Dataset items

#####

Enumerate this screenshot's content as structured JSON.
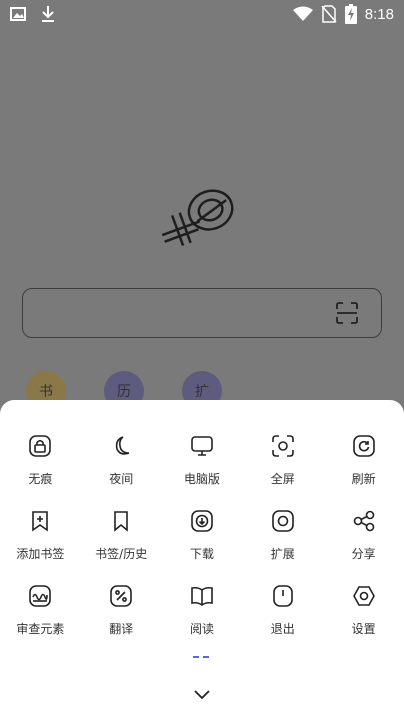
{
  "status_bar": {
    "time": "8:18",
    "icons": [
      "image-icon",
      "download-icon",
      "wifi-icon",
      "no-sim-icon",
      "battery-charging-icon"
    ]
  },
  "home": {
    "logo": "xq-logo",
    "search": {
      "placeholder": "",
      "scan_icon": "scan-icon"
    },
    "shortcuts": [
      {
        "label": "书",
        "color": "#c49a34"
      },
      {
        "label": "历",
        "color": "#6a64b8"
      },
      {
        "label": "扩",
        "color": "#6a64b8"
      }
    ]
  },
  "menu": {
    "rows": [
      [
        {
          "label": "无痕",
          "icon": "lock-icon"
        },
        {
          "label": "夜间",
          "icon": "moon-icon"
        },
        {
          "label": "电脑版",
          "icon": "monitor-icon"
        },
        {
          "label": "全屏",
          "icon": "fullscreen-icon"
        },
        {
          "label": "刷新",
          "icon": "refresh-icon"
        }
      ],
      [
        {
          "label": "添加书签",
          "icon": "add-bookmark-icon"
        },
        {
          "label": "书签/历史",
          "icon": "bookmark-icon"
        },
        {
          "label": "下载",
          "icon": "download-icon"
        },
        {
          "label": "扩展",
          "icon": "extension-icon"
        },
        {
          "label": "分享",
          "icon": "share-icon"
        }
      ],
      [
        {
          "label": "审查元素",
          "icon": "inspect-icon"
        },
        {
          "label": "翻译",
          "icon": "translate-icon"
        },
        {
          "label": "阅读",
          "icon": "book-icon"
        },
        {
          "label": "退出",
          "icon": "power-icon"
        },
        {
          "label": "设置",
          "icon": "settings-icon"
        }
      ]
    ],
    "page_indicator": {
      "pages": 2,
      "current": 1
    },
    "collapse_icon": "chevron-down-icon"
  }
}
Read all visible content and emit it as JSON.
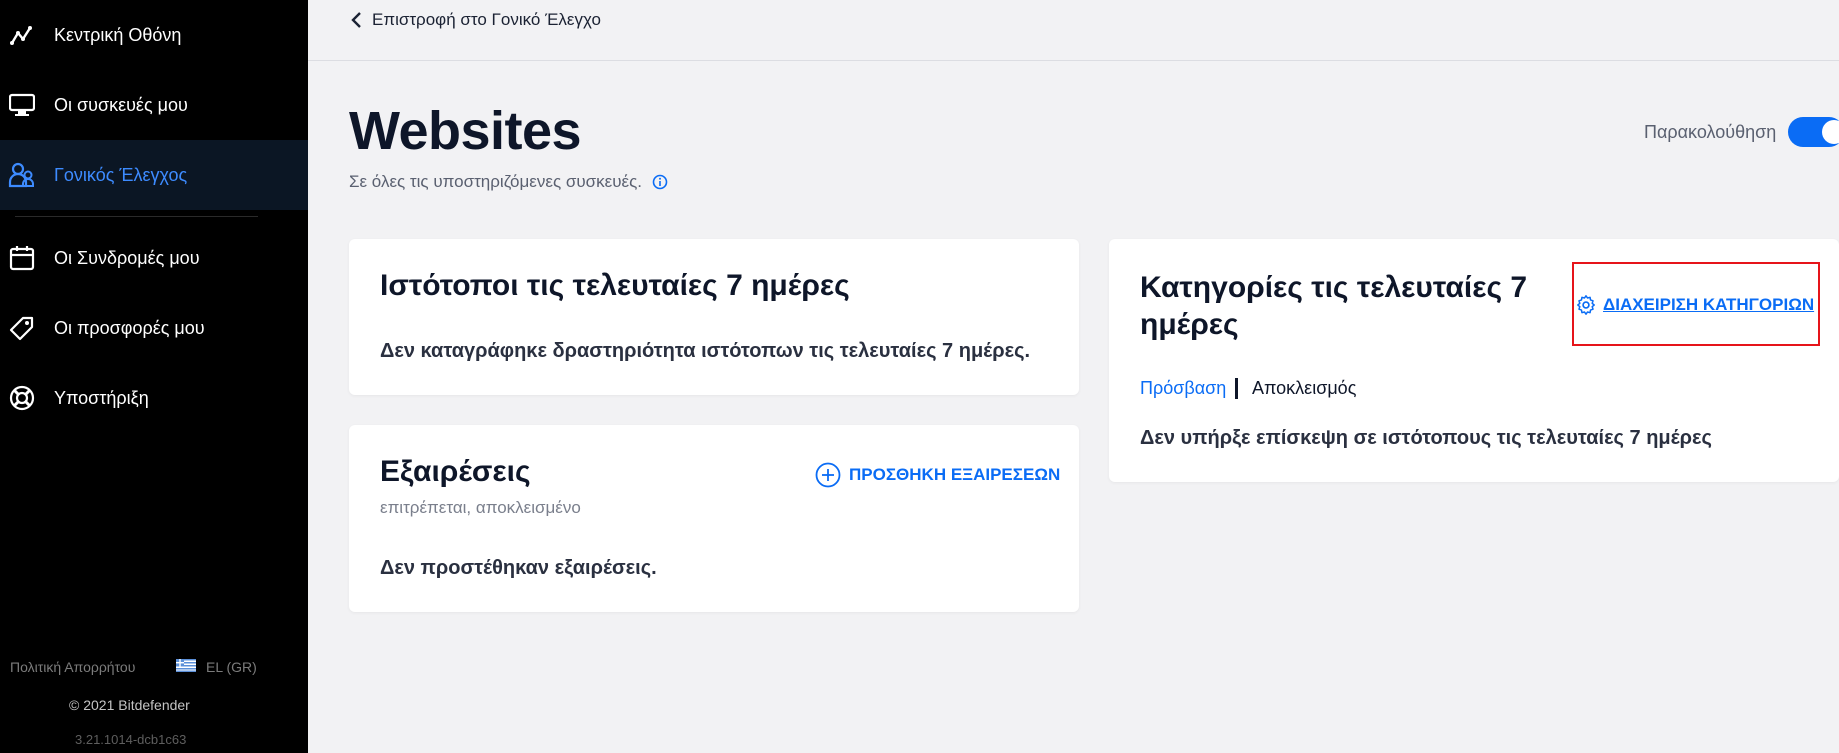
{
  "sidebar": {
    "items": [
      {
        "label": "Κεντρική Οθόνη",
        "icon": "activity-icon"
      },
      {
        "label": "Οι συσκευές μου",
        "icon": "monitor-icon"
      },
      {
        "label": "Γονικός Έλεγχος",
        "icon": "parental-icon",
        "active": true
      },
      {
        "label": "Οι Συνδρομές μου",
        "icon": "calendar-icon"
      },
      {
        "label": "Οι προσφορές μου",
        "icon": "tag-icon"
      },
      {
        "label": "Υποστήριξη",
        "icon": "lifebuoy-icon"
      }
    ],
    "footer": {
      "privacy": "Πολιτική Απορρήτου",
      "language": "EL (GR)",
      "copyright": "© 2021 Bitdefender",
      "version": "3.21.1014-dcb1c63"
    }
  },
  "topbar": {
    "back_label": "Επιστροφή στο Γονικό Έλεγχο"
  },
  "header": {
    "title": "Websites",
    "subtitle": "Σε όλες τις υποστηριζόμενες συσκευές.",
    "monitoring_label": "Παρακολούθηση",
    "monitoring_on": true
  },
  "websites_card": {
    "title": "Ιστότοποι τις τελευταίες 7 ημέρες",
    "empty_text": "Δεν καταγράφηκε δραστηριότητα ιστότοπων τις τελευταίες 7 ημέρες."
  },
  "exceptions_card": {
    "title": "Εξαιρέσεις",
    "subtitle": "επιτρέπεται, αποκλεισμένο",
    "add_label": "ΠΡΟΣΘΗΚΗ ΕΞΑΙΡΕΣΕΩΝ",
    "empty_text": "Δεν προστέθηκαν εξαιρέσεις."
  },
  "categories_card": {
    "title_line1": "Κατηγορίες τις τελευταίες 7",
    "title_line2": "ημέρες",
    "manage_label": "ΔΙΑΧΕΙΡΙΣΗ ΚΑΤΗΓΟΡΙΩΝ",
    "tabs": [
      "Πρόσβαση",
      "Αποκλεισμός"
    ],
    "empty_text": "Δεν υπήρξε επίσκεψη σε ιστότοπους τις τελευταίες 7 ημέρες"
  },
  "colors": {
    "accent": "#0a6cf5",
    "sidebar_bg": "#000000",
    "highlight": "#e6141a"
  }
}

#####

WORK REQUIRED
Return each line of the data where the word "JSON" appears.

RESPONSE TO THE TASK
Enumerate this screenshot's content as structured JSON.
Read all visible content and emit it as JSON.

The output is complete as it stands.